**Exercise prompt**
Within the material below, count every line with the string "data". Give no more than the number.

[[ Available records, beginning ]]

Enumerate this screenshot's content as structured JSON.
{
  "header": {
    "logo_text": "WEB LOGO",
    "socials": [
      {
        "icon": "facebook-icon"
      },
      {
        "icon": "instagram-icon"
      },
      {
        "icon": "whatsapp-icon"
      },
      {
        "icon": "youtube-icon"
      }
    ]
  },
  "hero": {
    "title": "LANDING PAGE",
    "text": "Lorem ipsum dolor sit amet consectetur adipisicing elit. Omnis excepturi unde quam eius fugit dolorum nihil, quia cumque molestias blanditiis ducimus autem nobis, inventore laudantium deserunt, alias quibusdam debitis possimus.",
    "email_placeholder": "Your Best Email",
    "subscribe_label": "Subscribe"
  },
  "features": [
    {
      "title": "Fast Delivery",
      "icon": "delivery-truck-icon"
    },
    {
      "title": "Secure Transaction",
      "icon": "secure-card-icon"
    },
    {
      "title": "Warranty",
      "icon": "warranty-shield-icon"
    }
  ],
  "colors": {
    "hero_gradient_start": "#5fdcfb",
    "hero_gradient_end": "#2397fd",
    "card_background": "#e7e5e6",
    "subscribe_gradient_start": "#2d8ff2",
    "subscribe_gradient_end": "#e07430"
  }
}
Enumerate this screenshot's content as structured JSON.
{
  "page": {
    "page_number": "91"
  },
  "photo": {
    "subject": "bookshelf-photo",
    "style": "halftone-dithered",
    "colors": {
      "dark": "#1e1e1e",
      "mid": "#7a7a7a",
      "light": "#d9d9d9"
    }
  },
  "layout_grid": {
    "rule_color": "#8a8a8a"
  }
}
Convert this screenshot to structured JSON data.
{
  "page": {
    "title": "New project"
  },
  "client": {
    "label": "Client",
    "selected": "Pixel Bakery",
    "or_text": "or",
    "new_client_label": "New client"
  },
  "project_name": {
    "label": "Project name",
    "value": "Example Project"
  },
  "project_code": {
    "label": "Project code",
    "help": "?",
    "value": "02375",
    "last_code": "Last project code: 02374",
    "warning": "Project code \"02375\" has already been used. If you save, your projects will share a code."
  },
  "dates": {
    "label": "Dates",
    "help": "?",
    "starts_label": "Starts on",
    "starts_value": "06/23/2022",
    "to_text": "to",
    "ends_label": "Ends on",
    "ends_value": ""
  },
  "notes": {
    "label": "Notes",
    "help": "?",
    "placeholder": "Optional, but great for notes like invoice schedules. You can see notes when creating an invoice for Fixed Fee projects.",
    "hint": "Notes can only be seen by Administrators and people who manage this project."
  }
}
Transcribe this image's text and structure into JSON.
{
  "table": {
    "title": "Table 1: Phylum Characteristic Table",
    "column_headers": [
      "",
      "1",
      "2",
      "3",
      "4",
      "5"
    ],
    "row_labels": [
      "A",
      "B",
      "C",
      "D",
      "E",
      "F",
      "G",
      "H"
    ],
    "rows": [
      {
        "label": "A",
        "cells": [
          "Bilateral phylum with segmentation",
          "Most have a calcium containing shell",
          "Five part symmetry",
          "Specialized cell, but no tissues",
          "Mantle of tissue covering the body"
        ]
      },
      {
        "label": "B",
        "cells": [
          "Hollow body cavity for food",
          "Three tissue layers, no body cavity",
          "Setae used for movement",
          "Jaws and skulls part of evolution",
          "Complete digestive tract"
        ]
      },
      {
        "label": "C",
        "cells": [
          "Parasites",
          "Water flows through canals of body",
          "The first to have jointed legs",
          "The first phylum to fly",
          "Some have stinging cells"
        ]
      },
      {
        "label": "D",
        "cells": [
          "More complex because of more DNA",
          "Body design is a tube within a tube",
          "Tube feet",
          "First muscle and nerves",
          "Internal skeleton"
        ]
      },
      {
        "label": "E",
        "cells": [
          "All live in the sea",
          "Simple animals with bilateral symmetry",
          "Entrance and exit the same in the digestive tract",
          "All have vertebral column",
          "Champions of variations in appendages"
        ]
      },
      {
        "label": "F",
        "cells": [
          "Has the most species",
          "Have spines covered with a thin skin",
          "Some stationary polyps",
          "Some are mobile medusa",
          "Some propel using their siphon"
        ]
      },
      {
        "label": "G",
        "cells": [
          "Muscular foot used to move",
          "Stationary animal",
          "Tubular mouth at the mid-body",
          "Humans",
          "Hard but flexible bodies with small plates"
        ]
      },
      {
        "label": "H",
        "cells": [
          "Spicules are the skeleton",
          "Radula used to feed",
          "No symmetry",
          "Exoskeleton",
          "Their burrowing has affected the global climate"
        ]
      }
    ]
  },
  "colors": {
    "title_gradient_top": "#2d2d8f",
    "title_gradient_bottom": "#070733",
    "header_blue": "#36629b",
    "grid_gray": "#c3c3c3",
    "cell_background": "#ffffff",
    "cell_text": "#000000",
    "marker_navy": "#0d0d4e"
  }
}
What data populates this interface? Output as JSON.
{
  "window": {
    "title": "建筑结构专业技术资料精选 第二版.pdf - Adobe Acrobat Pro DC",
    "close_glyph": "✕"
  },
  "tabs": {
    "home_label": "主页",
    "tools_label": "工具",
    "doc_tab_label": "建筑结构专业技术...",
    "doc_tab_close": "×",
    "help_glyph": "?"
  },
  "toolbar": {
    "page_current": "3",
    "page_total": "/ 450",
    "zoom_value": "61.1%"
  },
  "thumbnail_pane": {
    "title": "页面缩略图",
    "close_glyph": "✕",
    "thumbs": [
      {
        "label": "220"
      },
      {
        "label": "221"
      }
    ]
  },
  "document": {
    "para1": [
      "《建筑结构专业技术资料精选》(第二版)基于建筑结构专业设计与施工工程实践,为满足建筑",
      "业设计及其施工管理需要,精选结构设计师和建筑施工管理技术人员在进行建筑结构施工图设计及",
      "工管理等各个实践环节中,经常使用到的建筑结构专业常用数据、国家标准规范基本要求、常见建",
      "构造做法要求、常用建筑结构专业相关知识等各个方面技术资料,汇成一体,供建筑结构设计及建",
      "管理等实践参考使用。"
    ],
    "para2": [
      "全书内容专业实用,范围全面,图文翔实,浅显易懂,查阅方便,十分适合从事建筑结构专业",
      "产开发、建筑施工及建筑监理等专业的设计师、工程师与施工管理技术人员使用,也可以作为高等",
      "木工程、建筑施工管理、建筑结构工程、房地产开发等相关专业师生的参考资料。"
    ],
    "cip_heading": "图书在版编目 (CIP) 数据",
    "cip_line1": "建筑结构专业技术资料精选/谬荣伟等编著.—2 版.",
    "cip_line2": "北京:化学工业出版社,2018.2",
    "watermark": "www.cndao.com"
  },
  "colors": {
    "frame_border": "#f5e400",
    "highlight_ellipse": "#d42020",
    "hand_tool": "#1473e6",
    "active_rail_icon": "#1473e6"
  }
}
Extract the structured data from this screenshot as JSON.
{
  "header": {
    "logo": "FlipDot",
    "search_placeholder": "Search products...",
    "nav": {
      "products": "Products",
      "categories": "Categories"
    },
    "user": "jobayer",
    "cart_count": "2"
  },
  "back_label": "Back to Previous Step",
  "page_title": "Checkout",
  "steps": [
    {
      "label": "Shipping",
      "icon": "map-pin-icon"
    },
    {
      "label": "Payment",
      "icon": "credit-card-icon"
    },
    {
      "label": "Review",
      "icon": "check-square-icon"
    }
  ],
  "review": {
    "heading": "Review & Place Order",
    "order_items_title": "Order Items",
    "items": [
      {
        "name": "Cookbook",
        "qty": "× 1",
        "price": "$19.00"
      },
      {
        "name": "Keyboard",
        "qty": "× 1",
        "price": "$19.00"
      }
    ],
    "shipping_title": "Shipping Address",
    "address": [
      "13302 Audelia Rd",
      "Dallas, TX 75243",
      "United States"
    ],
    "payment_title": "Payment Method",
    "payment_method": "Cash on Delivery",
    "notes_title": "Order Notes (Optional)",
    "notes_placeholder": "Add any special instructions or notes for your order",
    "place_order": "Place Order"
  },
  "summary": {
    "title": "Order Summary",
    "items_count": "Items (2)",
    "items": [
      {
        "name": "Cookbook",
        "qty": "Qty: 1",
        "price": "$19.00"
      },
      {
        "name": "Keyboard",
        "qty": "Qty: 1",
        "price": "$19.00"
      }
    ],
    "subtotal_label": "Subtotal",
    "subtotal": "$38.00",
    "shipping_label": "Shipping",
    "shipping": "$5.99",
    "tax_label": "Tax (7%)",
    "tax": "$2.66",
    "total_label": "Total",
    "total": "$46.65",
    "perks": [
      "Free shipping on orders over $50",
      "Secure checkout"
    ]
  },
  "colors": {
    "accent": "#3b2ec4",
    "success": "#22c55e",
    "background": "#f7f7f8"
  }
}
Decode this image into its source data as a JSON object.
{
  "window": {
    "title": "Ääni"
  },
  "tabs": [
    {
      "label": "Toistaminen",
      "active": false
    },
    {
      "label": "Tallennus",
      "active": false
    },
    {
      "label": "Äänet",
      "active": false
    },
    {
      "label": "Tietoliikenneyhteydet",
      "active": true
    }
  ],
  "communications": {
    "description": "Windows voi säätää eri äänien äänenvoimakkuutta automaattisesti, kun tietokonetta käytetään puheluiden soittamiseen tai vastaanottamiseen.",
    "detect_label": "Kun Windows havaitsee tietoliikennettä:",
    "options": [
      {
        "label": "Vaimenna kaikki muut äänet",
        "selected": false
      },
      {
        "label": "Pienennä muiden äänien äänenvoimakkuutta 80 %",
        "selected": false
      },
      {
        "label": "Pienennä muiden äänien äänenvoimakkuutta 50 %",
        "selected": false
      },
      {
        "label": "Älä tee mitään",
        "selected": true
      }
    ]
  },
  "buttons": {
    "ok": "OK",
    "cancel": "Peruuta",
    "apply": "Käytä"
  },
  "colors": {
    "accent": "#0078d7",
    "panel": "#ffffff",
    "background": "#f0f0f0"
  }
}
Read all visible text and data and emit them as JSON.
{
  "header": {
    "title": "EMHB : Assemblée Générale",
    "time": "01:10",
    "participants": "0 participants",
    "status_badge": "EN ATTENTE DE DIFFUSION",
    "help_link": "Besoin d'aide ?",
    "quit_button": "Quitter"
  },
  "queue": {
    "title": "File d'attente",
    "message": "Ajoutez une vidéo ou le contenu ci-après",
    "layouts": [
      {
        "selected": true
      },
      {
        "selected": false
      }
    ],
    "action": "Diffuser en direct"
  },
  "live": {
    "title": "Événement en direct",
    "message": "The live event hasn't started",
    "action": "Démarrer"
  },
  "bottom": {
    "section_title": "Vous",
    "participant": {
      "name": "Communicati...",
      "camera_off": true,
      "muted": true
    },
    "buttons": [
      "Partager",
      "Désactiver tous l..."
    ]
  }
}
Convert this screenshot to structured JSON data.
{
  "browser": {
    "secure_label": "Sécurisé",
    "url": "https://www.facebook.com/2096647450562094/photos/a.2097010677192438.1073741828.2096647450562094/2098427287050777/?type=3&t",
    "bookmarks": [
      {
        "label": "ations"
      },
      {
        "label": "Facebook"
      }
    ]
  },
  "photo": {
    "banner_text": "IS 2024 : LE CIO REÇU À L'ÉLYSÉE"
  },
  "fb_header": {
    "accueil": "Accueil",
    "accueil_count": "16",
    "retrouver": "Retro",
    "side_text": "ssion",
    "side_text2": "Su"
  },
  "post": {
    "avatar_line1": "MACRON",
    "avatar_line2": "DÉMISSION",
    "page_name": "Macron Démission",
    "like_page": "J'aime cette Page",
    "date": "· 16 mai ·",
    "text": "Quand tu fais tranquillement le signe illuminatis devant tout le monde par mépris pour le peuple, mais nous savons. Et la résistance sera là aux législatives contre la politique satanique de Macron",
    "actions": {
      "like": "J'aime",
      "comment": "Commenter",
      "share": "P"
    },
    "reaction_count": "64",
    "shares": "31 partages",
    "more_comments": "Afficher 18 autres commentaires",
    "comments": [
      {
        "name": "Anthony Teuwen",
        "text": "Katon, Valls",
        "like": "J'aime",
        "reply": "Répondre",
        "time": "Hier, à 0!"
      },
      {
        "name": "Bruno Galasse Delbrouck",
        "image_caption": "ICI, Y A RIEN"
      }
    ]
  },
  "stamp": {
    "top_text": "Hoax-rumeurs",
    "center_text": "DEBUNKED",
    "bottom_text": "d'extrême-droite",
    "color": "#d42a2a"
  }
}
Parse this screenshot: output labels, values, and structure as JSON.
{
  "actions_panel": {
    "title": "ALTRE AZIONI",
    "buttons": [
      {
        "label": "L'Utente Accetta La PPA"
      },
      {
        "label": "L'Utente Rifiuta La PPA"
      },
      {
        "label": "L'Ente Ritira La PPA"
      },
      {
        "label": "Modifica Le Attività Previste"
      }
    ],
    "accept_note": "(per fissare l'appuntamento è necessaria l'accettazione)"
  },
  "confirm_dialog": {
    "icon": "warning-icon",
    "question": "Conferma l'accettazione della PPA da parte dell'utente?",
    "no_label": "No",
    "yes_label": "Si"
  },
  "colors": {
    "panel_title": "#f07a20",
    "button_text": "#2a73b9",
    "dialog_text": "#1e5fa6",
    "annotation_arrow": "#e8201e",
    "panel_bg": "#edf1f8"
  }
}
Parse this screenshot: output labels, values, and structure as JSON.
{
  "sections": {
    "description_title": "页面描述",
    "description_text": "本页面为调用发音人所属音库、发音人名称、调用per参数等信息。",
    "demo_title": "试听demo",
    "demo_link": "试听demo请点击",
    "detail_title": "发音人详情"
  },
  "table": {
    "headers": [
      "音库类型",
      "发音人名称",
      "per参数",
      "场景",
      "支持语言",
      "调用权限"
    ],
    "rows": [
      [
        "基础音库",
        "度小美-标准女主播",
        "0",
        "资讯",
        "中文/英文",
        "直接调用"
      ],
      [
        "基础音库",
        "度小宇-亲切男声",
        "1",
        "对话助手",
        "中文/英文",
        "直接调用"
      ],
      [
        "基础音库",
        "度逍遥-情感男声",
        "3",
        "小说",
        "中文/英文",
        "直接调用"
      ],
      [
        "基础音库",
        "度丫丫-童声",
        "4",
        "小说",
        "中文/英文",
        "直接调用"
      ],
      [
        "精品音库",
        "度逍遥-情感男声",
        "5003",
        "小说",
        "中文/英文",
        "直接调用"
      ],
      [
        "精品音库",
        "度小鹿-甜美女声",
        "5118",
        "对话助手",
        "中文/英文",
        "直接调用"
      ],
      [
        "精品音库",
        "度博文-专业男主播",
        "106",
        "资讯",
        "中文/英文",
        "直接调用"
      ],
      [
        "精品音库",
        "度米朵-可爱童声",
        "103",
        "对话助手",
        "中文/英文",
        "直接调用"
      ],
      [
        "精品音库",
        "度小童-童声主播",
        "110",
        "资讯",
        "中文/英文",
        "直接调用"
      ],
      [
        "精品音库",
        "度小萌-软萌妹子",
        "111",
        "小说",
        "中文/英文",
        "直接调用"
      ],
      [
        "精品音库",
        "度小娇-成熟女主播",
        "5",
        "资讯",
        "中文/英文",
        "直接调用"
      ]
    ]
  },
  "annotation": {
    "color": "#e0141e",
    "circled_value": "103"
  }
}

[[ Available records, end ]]

**Worked solution**
6